Beautiful specimen certificate from the Bell Telephone Company of Pennsylvania
dated 1925. This historic document was printed by the American Bank Note Company and has an ornate border around it with a vignette of Alexander Graham Bell, a woman operator and a technician working with telephone lines. This items is over 88 years old.
From its incorporation in September 1879, Bell Telephone Company of Philadelphia was a wholly owned subsidiary of the National Bell Telephone Company, which became the American Bell Telephone Company in 1880. In 1899 it became a unit within the Bell System owned and controlled by American Telephone & Telegraph (AT&T).
In 1907 the name of the company was changed to Bell Telephone Company of Pennsylvania. Beginning in 1918, Bell Telephone began making a series of acquisitions that made the company more of a statewide operation. During this period, telephone service was provided by small independent companies covering markets no larger than a town or county. The acquisitions by Bell over the next few decades eventually gave Bell a monopoly over telephone service in Pennsylvania that it enjoyed for years.
In September 1918, the company purchased the property of the Central District Telephone Company. In 1924 it acquired the property of Pittsburgh & Allegheny Telephone Company. In 1925 Lehigh Telephone sold all of its properties in Wayne, Lackawanna, Luzerne, Berks, Bucks, Montgomery, and Schuykill Counties for $1,837,507. In November 1925, Bell purchased the Tri-State Telephone Company, and in December of that year it added Pennsylvania State Telephone Company including 10,404 stations. In 1926 Bell acquired property from the Strousburg & Bushkill Telephone Company and Meadville Telephone Company. It continued to expand and consolidate telephone services in Pennsylvania in 1927 by purchasing assets from Home Telephone Company, Blairsville Telephone Company, Summerville Telephone Company, Brookville Telephone Company, and Huntington & Clearfield Telephone Company.
In April 1930, Bell merged with Lehigh Telephone. During 1930 it also exchanged assets with Cumberland Valley Telephone Company in Dauphin, Mifflin, and Cumberland Counties. In 1932 Bell acquired properties of Clinton Telephone, which operated in portions of Lycoming and Clinton Counties.
The Interstate Commerce Commission gave Bell permission to buy and operate the property of Forest Telephone & Telegraph Company in 1933. In 1944 Bell acquired more properties from Keystone Telephone Company of Philadelphia at a cost of $13.4 million. Between 1942 and 1948 sales increased by more than 50 percent from $61.2 million to $94.2 million.
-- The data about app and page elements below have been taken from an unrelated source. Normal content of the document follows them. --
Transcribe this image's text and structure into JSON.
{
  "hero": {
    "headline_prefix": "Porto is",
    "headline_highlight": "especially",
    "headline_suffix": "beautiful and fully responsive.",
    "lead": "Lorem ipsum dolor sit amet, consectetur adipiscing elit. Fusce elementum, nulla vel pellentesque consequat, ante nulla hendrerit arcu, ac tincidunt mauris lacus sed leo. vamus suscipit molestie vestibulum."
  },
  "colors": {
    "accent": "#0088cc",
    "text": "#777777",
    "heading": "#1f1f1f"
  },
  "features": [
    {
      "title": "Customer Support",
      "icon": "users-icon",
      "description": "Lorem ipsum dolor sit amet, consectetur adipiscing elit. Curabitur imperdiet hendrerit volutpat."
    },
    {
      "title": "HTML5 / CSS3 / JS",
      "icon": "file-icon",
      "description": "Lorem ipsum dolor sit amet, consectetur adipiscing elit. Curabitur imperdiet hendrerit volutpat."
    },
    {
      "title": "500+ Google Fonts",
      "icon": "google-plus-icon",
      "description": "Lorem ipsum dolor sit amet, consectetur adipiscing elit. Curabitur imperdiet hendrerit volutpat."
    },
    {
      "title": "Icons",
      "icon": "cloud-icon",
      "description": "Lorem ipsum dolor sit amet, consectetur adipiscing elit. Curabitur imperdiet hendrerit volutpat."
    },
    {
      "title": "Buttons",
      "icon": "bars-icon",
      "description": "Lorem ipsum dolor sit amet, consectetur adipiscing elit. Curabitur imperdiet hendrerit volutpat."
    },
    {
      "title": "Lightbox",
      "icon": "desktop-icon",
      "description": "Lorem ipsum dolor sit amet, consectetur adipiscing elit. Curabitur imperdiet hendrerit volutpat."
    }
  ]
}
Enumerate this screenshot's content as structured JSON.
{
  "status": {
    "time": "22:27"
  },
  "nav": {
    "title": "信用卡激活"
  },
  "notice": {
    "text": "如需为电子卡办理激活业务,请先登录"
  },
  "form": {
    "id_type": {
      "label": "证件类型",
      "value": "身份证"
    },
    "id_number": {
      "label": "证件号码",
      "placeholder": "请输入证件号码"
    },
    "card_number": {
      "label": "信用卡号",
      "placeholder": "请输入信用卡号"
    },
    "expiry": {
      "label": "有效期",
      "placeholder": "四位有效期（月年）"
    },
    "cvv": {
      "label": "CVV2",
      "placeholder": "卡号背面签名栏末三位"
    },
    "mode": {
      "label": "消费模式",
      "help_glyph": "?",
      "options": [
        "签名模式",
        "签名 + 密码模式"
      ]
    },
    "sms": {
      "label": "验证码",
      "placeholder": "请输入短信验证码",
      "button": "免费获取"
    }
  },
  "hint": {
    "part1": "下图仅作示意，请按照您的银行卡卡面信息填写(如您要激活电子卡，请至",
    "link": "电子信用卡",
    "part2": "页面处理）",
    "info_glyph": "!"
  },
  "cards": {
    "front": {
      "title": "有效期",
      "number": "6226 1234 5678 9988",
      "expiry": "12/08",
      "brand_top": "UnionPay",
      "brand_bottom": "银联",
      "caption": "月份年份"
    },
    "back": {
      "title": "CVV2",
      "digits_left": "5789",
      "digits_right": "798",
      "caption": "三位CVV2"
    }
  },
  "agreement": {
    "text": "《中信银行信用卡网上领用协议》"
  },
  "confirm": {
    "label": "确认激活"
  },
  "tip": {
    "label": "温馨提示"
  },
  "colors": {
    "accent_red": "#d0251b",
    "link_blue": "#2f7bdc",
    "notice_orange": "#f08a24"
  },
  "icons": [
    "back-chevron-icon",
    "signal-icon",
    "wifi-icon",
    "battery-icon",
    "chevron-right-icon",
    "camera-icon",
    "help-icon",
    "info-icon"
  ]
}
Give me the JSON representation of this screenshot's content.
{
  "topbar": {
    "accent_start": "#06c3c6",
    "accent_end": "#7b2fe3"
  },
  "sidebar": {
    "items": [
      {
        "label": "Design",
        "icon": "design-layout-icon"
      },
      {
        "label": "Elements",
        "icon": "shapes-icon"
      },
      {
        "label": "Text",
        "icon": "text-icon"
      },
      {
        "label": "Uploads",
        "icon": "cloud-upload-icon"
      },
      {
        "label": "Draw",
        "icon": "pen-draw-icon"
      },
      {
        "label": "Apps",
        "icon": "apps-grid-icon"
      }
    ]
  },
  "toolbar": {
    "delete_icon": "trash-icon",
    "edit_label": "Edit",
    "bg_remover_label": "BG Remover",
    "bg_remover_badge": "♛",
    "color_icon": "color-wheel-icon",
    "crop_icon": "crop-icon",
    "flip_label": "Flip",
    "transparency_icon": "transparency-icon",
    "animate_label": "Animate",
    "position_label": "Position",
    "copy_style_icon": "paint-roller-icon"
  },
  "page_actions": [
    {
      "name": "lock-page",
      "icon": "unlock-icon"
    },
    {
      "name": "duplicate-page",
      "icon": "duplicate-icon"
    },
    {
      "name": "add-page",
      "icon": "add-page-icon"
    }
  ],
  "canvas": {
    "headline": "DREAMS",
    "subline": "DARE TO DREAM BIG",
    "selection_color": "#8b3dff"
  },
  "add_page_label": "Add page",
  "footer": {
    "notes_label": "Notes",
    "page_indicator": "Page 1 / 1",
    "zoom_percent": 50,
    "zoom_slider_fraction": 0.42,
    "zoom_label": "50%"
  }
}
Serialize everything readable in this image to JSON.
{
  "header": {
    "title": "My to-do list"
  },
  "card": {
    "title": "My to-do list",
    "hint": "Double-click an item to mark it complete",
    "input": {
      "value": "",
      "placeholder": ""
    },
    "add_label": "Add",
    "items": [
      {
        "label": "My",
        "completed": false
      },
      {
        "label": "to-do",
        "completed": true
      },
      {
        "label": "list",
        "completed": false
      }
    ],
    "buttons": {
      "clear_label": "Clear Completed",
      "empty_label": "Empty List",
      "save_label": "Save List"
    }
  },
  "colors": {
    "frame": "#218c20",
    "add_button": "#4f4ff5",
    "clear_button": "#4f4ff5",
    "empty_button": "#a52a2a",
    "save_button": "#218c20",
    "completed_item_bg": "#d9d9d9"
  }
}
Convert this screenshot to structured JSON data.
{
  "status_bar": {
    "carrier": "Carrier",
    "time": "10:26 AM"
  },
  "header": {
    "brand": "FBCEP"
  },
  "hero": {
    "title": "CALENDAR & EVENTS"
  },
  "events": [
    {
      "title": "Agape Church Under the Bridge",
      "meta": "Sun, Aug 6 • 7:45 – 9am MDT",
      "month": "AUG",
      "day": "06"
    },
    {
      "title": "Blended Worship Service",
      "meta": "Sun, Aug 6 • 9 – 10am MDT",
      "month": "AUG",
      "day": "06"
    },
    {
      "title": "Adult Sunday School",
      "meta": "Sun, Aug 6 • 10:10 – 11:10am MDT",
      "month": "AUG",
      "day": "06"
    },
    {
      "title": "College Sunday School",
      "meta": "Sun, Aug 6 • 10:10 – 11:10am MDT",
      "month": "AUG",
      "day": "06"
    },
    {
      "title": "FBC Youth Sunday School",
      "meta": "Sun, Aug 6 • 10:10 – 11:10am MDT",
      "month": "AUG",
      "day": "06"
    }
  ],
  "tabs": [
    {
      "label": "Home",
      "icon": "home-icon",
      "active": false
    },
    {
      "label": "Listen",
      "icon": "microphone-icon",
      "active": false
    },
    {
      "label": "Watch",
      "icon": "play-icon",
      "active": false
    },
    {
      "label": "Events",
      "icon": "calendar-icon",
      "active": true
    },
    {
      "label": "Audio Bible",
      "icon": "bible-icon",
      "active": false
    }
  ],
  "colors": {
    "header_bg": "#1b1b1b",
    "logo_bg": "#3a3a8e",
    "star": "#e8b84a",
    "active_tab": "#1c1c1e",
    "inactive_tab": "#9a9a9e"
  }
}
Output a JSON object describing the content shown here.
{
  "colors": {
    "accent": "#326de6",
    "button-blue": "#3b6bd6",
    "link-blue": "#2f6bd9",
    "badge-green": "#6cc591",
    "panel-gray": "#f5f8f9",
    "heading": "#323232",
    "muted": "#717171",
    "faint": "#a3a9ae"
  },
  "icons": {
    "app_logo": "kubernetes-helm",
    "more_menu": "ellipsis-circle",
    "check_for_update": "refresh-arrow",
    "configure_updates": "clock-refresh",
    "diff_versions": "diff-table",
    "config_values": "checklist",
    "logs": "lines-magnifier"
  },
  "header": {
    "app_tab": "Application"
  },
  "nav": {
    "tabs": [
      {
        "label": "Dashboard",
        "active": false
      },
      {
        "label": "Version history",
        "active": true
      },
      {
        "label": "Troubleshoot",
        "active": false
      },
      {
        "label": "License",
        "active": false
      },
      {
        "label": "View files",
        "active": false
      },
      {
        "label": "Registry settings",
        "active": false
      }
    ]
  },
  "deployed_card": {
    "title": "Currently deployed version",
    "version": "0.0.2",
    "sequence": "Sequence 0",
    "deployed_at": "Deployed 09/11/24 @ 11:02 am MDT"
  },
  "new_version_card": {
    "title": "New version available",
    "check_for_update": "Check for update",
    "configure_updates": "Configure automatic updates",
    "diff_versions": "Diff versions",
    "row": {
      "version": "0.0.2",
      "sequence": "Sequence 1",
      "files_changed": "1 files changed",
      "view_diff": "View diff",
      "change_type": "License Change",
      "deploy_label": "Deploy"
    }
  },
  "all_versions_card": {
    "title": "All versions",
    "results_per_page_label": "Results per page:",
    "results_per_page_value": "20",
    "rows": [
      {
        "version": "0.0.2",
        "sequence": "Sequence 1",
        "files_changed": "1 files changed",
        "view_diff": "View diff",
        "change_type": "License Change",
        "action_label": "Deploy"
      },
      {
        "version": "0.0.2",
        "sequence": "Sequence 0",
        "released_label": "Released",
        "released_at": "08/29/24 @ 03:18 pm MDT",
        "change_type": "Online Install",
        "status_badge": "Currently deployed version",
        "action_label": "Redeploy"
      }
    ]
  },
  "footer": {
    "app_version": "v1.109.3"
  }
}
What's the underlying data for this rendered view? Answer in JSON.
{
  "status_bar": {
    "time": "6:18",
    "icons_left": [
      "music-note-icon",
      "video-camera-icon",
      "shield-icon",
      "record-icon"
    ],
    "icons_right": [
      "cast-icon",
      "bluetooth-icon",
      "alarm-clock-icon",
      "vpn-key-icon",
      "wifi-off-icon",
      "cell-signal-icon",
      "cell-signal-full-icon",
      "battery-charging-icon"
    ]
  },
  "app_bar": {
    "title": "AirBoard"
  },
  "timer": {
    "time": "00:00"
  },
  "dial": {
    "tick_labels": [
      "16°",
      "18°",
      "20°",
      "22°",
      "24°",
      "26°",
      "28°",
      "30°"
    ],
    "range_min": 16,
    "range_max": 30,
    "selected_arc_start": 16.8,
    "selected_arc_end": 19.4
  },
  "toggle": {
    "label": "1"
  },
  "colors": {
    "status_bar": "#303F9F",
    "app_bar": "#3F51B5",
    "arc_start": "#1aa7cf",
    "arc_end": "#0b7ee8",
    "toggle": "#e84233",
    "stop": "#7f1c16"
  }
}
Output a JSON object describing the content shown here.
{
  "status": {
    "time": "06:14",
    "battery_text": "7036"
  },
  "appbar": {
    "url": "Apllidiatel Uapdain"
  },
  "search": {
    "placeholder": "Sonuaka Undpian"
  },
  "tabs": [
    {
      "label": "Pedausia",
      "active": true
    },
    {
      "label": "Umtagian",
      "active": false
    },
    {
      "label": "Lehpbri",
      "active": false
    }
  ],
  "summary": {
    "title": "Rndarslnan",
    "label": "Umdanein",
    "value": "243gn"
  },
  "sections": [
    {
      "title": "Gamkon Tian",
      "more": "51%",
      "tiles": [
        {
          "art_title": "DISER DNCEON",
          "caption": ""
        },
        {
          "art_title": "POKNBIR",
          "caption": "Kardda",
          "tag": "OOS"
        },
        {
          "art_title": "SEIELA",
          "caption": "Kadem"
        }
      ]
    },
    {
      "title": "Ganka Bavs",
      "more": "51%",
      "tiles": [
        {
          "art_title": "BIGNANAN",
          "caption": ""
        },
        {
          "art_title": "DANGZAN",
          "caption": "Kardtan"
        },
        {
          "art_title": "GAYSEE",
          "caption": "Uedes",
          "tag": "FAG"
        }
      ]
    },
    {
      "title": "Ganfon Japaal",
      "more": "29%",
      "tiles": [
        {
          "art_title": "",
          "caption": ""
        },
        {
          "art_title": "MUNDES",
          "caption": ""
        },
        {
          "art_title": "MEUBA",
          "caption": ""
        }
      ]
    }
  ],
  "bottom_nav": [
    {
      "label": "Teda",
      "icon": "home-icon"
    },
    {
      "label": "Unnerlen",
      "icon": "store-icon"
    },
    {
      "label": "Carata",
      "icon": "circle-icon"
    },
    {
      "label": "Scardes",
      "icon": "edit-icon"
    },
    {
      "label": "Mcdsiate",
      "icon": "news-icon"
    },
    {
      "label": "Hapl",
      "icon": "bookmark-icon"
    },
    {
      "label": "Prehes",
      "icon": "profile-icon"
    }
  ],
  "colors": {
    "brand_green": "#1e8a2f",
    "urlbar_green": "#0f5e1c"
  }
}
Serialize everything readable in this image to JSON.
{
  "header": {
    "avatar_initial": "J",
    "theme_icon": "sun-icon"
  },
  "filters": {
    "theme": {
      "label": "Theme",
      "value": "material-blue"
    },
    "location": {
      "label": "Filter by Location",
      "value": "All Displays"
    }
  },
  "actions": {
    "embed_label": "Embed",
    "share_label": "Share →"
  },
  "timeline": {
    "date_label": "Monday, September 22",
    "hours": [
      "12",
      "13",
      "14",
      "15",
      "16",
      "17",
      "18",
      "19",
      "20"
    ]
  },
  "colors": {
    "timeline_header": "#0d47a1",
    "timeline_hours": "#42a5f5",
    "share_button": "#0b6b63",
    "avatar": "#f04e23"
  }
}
History from Lehman Brothers Collection and
stock certificate research service)
About Specimen Certificates
Specimen Certificates are actual certificates that have never been issued. They were usually kept by the printers in their permanent archives as their only example of a particular certificate. Sometimes you will see a hand stamp on the certificate that says "Do not remove from file".
Specimens were also used to show prospective clients different types of certificate designs that were available. Specimen certificates are usually much scarcer than issued certificates. In fact, many times they are the only way to get a certificate for a particular company because the issued certificates were redeemed and destroyed. In a few instances, Specimen certificates were made for a company but were never used because a different design was chosen by the company.
These certificates are normally stamped "Specimen" or they have small holes spelling the word specimen. Most of the time they don't have a serial number, or they have a serial number of 00000. This is an exciting sector of the hobby that has grown in popularity over the past several years.